* _TASK DESCRIPTION_
Scan the data for "last" and copy the lines it appears in.

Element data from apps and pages
::::::::

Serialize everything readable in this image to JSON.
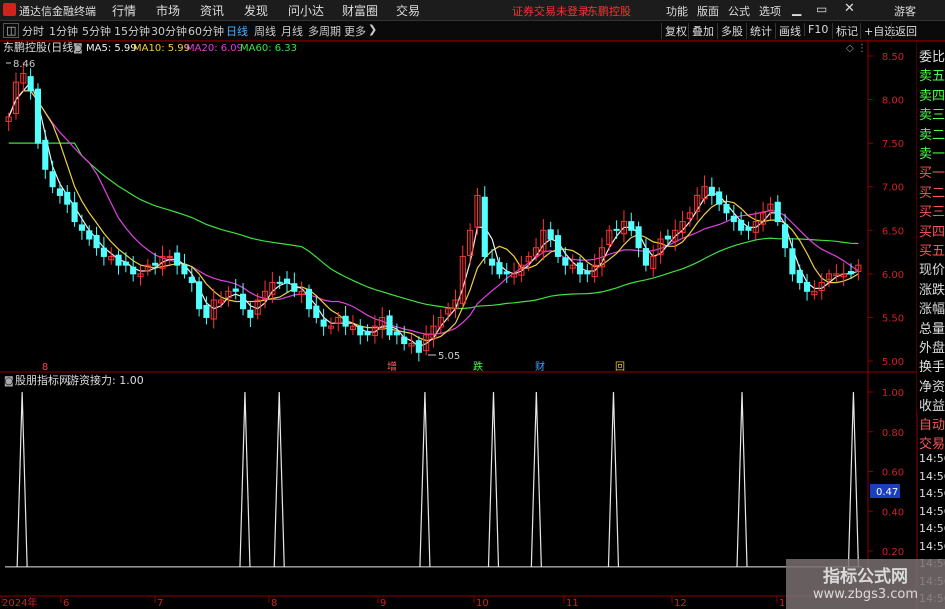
{
  "app": {
    "name": "通达信金融终端"
  },
  "menu": {
    "items": [
      "行情",
      "市场",
      "资讯",
      "发现",
      "问小达",
      "财富圈",
      "交易"
    ],
    "login_notice": "证券交易未登录",
    "stock_title": "东鹏控股",
    "right_items": [
      "功能",
      "版面",
      "公式",
      "选项"
    ],
    "guest": "游客"
  },
  "toolbar": {
    "periods": [
      "分时",
      "1分钟",
      "5分钟",
      "15分钟",
      "30分钟",
      "60分钟",
      "日线",
      "周线",
      "月线",
      "多周期",
      "更多"
    ],
    "active_period": "日线",
    "right_buttons": [
      "复权",
      "叠加",
      "多股",
      "统计",
      "画线",
      "F10",
      "标记",
      "+自选",
      "返回"
    ]
  },
  "price_chart": {
    "title": "东鹏控股(日线)",
    "ma_legend": [
      {
        "label": "MA5: 5.99",
        "color": "#f0f0f0"
      },
      {
        "label": "MA10: 5.99",
        "color": "#f0d040"
      },
      {
        "label": "MA20: 6.09",
        "color": "#e040e0"
      },
      {
        "label": "MA60: 6.33",
        "color": "#40e040"
      }
    ],
    "high_label": "8.46",
    "low_label": "5.05",
    "event_marks": [
      {
        "text": "8",
        "color": "#ff4040",
        "x": 45
      },
      {
        "text": "增",
        "color": "#ff6060",
        "x": 392
      },
      {
        "text": "跌",
        "color": "#40ff40",
        "x": 478
      },
      {
        "text": "财",
        "color": "#4aa0ff",
        "x": 540
      },
      {
        "text": "回",
        "color": "#e0c040",
        "x": 620
      }
    ]
  },
  "indicator": {
    "title": "股朋指标网",
    "value_label": "游资接力: 1.00",
    "cursor_value": "0.47"
  },
  "right_panel": {
    "items": [
      {
        "label": "委比",
        "color": "white"
      },
      {
        "label": "卖五",
        "color": "green"
      },
      {
        "label": "卖四",
        "color": "green"
      },
      {
        "label": "卖三",
        "color": "green"
      },
      {
        "label": "卖二",
        "color": "green"
      },
      {
        "label": "卖一",
        "color": "green"
      },
      {
        "label": "买一",
        "color": "red"
      },
      {
        "label": "买二",
        "color": "red"
      },
      {
        "label": "买三",
        "color": "red"
      },
      {
        "label": "买四",
        "color": "red"
      },
      {
        "label": "买五",
        "color": "red"
      },
      {
        "label": "现价",
        "color": "white"
      },
      {
        "label": "涨跌",
        "color": "white"
      },
      {
        "label": "涨幅",
        "color": "white"
      },
      {
        "label": "总量",
        "color": "white"
      },
      {
        "label": "外盘",
        "color": "white"
      },
      {
        "label": "换手",
        "color": "white"
      },
      {
        "label": "净资",
        "color": "white"
      },
      {
        "label": "收益",
        "color": "white"
      }
    ],
    "lower": [
      "自动",
      "交易",
      "14:56",
      "14:56",
      "14:56",
      "14:56",
      "14:56",
      "14:56",
      "14:56",
      "14:56",
      "14:56"
    ]
  },
  "x_axis": {
    "labels": [
      "2024年",
      "6",
      "7",
      "8",
      "9",
      "10",
      "11",
      "12",
      "1"
    ]
  },
  "watermark": {
    "line1": "指标公式网",
    "line2": "www.zbgs3.com"
  },
  "chart_data": [
    {
      "type": "candlestick",
      "title": "东鹏控股(日线)",
      "y_ticks": [
        8.5,
        8.0,
        7.5,
        7.0,
        6.5,
        6.0,
        5.5,
        5.0
      ],
      "ylim": [
        4.9,
        8.6
      ],
      "x_tick_labels": [
        "2024年",
        "6",
        "7",
        "8",
        "9",
        "10",
        "11",
        "12",
        "1"
      ],
      "series": [
        {
          "name": "MA5",
          "last": 5.99
        },
        {
          "name": "MA10",
          "last": 5.99
        },
        {
          "name": "MA20",
          "last": 6.09
        },
        {
          "name": "MA60",
          "last": 6.33
        }
      ],
      "closes": [
        7.8,
        8.2,
        8.3,
        8.1,
        7.5,
        7.2,
        7.0,
        6.9,
        6.8,
        6.6,
        6.5,
        6.4,
        6.3,
        6.2,
        6.2,
        6.1,
        6.1,
        6.0,
        6.0,
        6.1,
        6.1,
        6.2,
        6.2,
        6.1,
        6.0,
        5.9,
        5.6,
        5.5,
        5.7,
        5.7,
        5.8,
        5.8,
        5.6,
        5.5,
        5.7,
        5.8,
        5.9,
        5.9,
        5.9,
        5.8,
        5.8,
        5.6,
        5.5,
        5.4,
        5.4,
        5.5,
        5.4,
        5.4,
        5.3,
        5.3,
        5.4,
        5.5,
        5.3,
        5.3,
        5.2,
        5.2,
        5.1,
        5.3,
        5.4,
        5.5,
        5.6,
        5.7,
        6.2,
        6.5,
        6.9,
        6.2,
        6.1,
        6.0,
        6.0,
        6.0,
        6.1,
        6.2,
        6.3,
        6.5,
        6.4,
        6.2,
        6.1,
        6.1,
        6.0,
        6.0,
        6.1,
        6.3,
        6.5,
        6.5,
        6.6,
        6.5,
        6.3,
        6.1,
        6.2,
        6.4,
        6.4,
        6.5,
        6.6,
        6.7,
        6.9,
        7.0,
        6.9,
        6.8,
        6.7,
        6.6,
        6.5,
        6.5,
        6.6,
        6.7,
        6.8,
        6.6,
        6.3,
        6.0,
        5.9,
        5.8,
        5.8,
        5.9,
        6.0,
        6.0,
        6.0,
        6.0,
        6.1
      ]
    },
    {
      "type": "line",
      "title": "股朋指标网",
      "series": [
        {
          "name": "游资接力",
          "last": 1.0
        }
      ],
      "y_ticks": [
        1.0,
        0.8,
        0.6,
        0.4,
        0.2
      ],
      "ylim": [
        0.12,
        1.08
      ],
      "cursor_value": 0.47,
      "spikes_at_month_fraction": [
        0.02,
        0.28,
        0.32,
        0.49,
        0.57,
        0.62,
        0.71,
        0.86,
        0.99
      ]
    }
  ]
}
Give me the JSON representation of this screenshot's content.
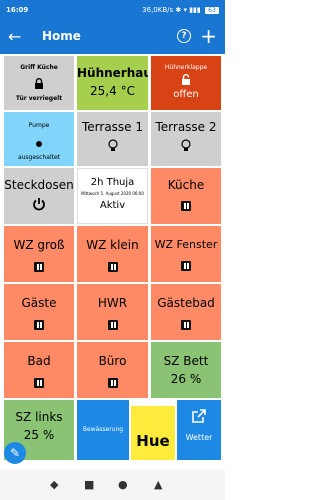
{
  "status": {
    "time": "16:09",
    "right_text": "36,0KB/s",
    "signal_glyphs": "✱ ▾ ▮▮▮",
    "battery": "63"
  },
  "appbar": {
    "back": "←",
    "title": "Home",
    "help": "?",
    "add": "+"
  },
  "tiles": [
    {
      "id": "griff-kueche",
      "title": "Griff Küche",
      "status": "Tür verriegelt"
    },
    {
      "id": "huehnerhaus",
      "title": "Hühnerhaus",
      "value": "25,4 °C"
    },
    {
      "id": "huehnerklappe",
      "title": "Hühnerklappe",
      "status": "offen"
    },
    {
      "id": "pumpe",
      "title": "Pumpe",
      "status": "ausgeschaltet"
    },
    {
      "id": "terrasse-1",
      "title": "Terrasse 1"
    },
    {
      "id": "terrasse-2",
      "title": "Terrasse 2"
    },
    {
      "id": "steckdosen",
      "title": "Steckdosen"
    },
    {
      "id": "thuja",
      "title": "2h Thuja",
      "subtitle": "Mittwoch 5. August 2020 06:00",
      "status": "Aktiv"
    },
    {
      "id": "kueche",
      "title": "Küche"
    },
    {
      "id": "wz-gross",
      "title": "WZ groß"
    },
    {
      "id": "wz-klein",
      "title": "WZ klein"
    },
    {
      "id": "wz-fenster",
      "title": "WZ Fenster"
    },
    {
      "id": "gaeste",
      "title": "Gäste"
    },
    {
      "id": "hwr",
      "title": "HWR"
    },
    {
      "id": "gaestebad",
      "title": "Gästebad"
    },
    {
      "id": "bad",
      "title": "Bad"
    },
    {
      "id": "buero",
      "title": "Büro"
    },
    {
      "id": "sz-bett",
      "title": "SZ Bett",
      "value": "26 %"
    },
    {
      "id": "sz-links",
      "title": "SZ links",
      "value": "25 %"
    },
    {
      "id": "bewaesserung",
      "title": "Bewässerung"
    },
    {
      "id": "hue",
      "title": "Hue"
    },
    {
      "id": "wetter",
      "title": "Wetter"
    }
  ],
  "fab": {
    "icon": "pencil-icon"
  },
  "bottomnav": {
    "glyphs": [
      "◆",
      "■",
      "●",
      "▲"
    ]
  }
}
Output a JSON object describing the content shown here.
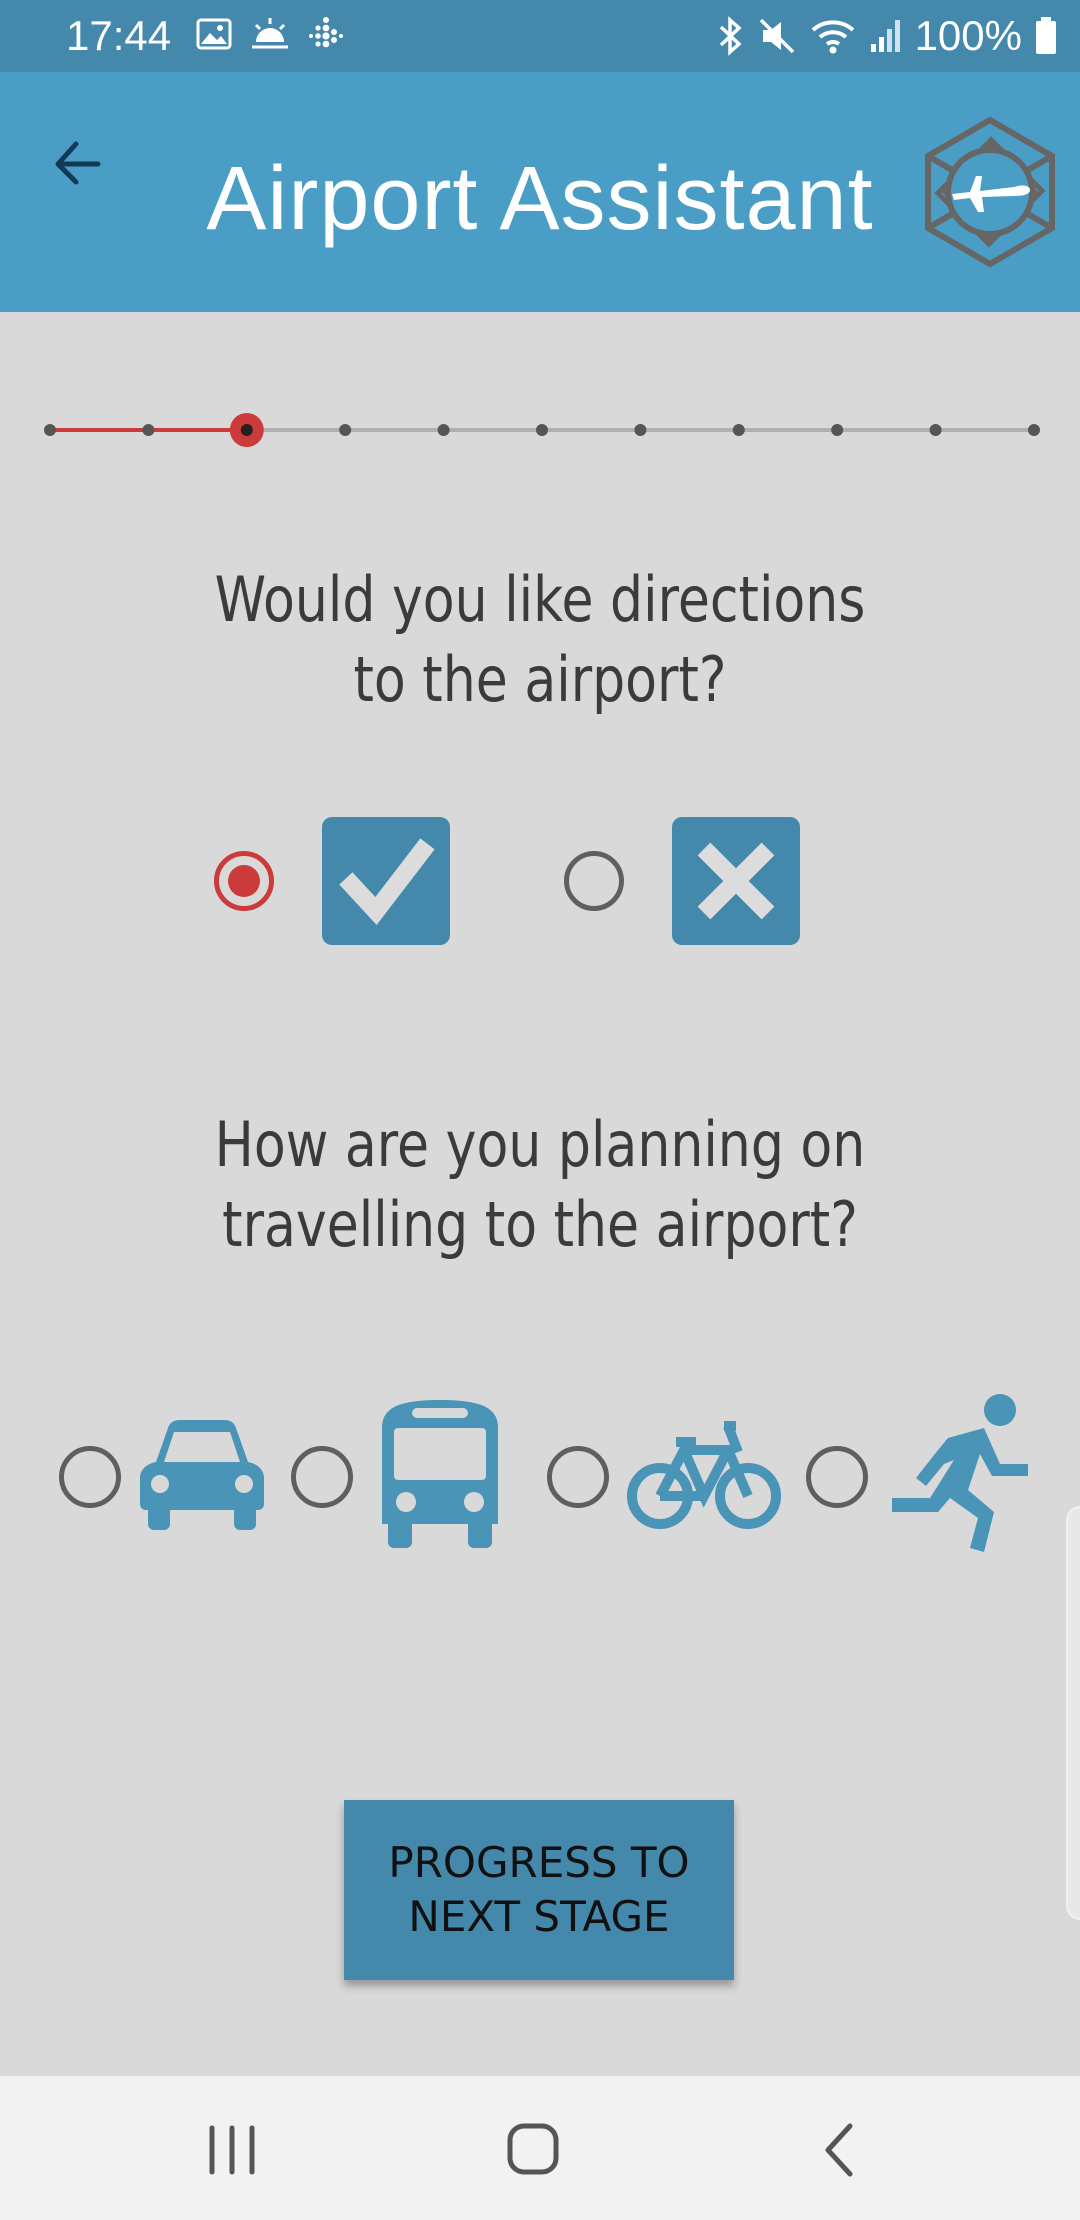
{
  "status_bar": {
    "time": "17:44",
    "battery": "100%",
    "left_icons": [
      "image-icon",
      "weather-icon",
      "fitbit-icon"
    ],
    "right_icons": [
      "bluetooth-icon",
      "mute-icon",
      "wifi-icon",
      "signal-icon",
      "battery-icon"
    ]
  },
  "app_bar": {
    "title": "Airport Assistant",
    "back_icon": "arrow-left-icon",
    "logo_icon": "airplane-hexagon-logo"
  },
  "progress": {
    "total_steps": 11,
    "current_step": 3,
    "completed_color": "#cc3b3b",
    "pending_color": "#b0b0b0"
  },
  "question1": {
    "line1": "Would you like directions",
    "line2": "to the airport?",
    "options": [
      {
        "id": "yes",
        "icon": "checkmark-icon",
        "selected": true
      },
      {
        "id": "no",
        "icon": "cross-icon",
        "selected": false
      }
    ]
  },
  "question2": {
    "line1": "How are you planning on",
    "line2": "travelling to the airport?",
    "options": [
      {
        "id": "car",
        "icon": "car-icon",
        "selected": false
      },
      {
        "id": "bus",
        "icon": "bus-icon",
        "selected": false
      },
      {
        "id": "bike",
        "icon": "bicycle-icon",
        "selected": false
      },
      {
        "id": "walk",
        "icon": "running-icon",
        "selected": false
      }
    ]
  },
  "next_button": {
    "label": "PROGRESS TO NEXT STAGE"
  },
  "nav_bar": {
    "icons": [
      "recent-apps-icon",
      "home-icon",
      "back-icon"
    ]
  },
  "colors": {
    "app_bar": "#4a9ec6",
    "status_bar": "#4488ac",
    "accent": "#4488ac",
    "selected_radio": "#cc3b3b",
    "background": "#d9d9d9"
  }
}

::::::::

* _RESPONSE TO THE EXERCISE_
          "last": 5.99
          "last": 5.99
          "last": 6.09
          "last": 6.33
          "last": 1.0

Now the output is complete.